by Bill Mehlman
I mentioned the other day that my tai chi teacher keeps exhorting us to be patient, and not to think about what we're doing in class so much as to free the mind to let the body learn. I'd like to offer some support for this position.
1. Anyone who can touch-type should be able to relate to this. Once you've achieved a reasonable degree of mastery of the QWERTY keyboard, you'll notice that you can type away, concentrating on what you want to say rather than how to type it. The instant your brain switches back to doing "Umm, lemme see here, the ampersand is shift-7" or "Hit the hyphen with the ring finger of the right hand, not the pinky" you're almost certainly going to have to pause and rearrange those synapses.
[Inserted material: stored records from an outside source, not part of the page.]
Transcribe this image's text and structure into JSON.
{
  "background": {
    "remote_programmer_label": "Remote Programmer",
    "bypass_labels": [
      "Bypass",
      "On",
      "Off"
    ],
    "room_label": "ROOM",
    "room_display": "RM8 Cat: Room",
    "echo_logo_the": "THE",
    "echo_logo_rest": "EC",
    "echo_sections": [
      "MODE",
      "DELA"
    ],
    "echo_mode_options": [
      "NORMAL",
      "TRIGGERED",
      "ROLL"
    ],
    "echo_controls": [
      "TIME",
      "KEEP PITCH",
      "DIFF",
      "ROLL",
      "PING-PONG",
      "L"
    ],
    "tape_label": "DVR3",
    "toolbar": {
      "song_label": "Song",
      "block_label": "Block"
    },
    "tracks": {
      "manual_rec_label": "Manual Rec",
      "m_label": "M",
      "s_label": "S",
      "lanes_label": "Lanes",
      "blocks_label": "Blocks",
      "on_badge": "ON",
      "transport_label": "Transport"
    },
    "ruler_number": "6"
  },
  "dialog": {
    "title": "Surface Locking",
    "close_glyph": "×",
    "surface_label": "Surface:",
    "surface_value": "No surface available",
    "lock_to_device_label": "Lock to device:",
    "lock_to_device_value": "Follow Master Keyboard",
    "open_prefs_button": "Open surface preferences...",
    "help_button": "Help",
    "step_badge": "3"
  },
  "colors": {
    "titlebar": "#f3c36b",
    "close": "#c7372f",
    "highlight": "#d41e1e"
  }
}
2. Same deal for musical instruments. If your head is wondering where C sharp is, or how to finger it, you know damn well that the other part of the brain, the one that wants to improvise on the melody of "Take the 'A' Train," may as well take a short snooze.
3. A classic: watch someone who's learning to play golf. The golf swing is a very complicated sequence of movements involving pretty much every muscle of the body from neck to feet. If someone tells a beginner, "If you do nothing else, keep that right elbow tucked in," and if the duffer takes that advice, it's dollars to doughnuts that he's going to screw up his swing for a while.
You need to work on one thing at a time, but when you get around to taking a full swing, you shouldn't be thinking about much more, in my humble, 24-handicap opinion, than keeping your eye on the ball.
4. An area in which I've had some success: languages. The tipping point, to use a currently voguish phrase, in speaking/reading/writing a foreign language occurs when you stop translating in your head, and think/read/speak directly in the secondary language. Your brain can speak French but if it's going to think in English and translate, not only will your French be halting, it will probably be bad French.
The connection here with ADHD is, in case I've been unclear, that if you want to accomplish something, the more impediments you can remove by constant, intelligently planned practice, the quicker you'll achieve proficiency.
In other words, are you interested in developing a picture-perfect golf swing, or playing golf well? Not at all the same thing, and the first doesn't necessarily lead to the second.
Mixing my examples, allow me to quote the epitome of stylishness, Duke Ellington: "It don't mean a thing if it ain't got that swing." In golf or jazz or anything else. Don't get bogged down in the small stuff. Keep your eyes on, and devote your practice to, the final result.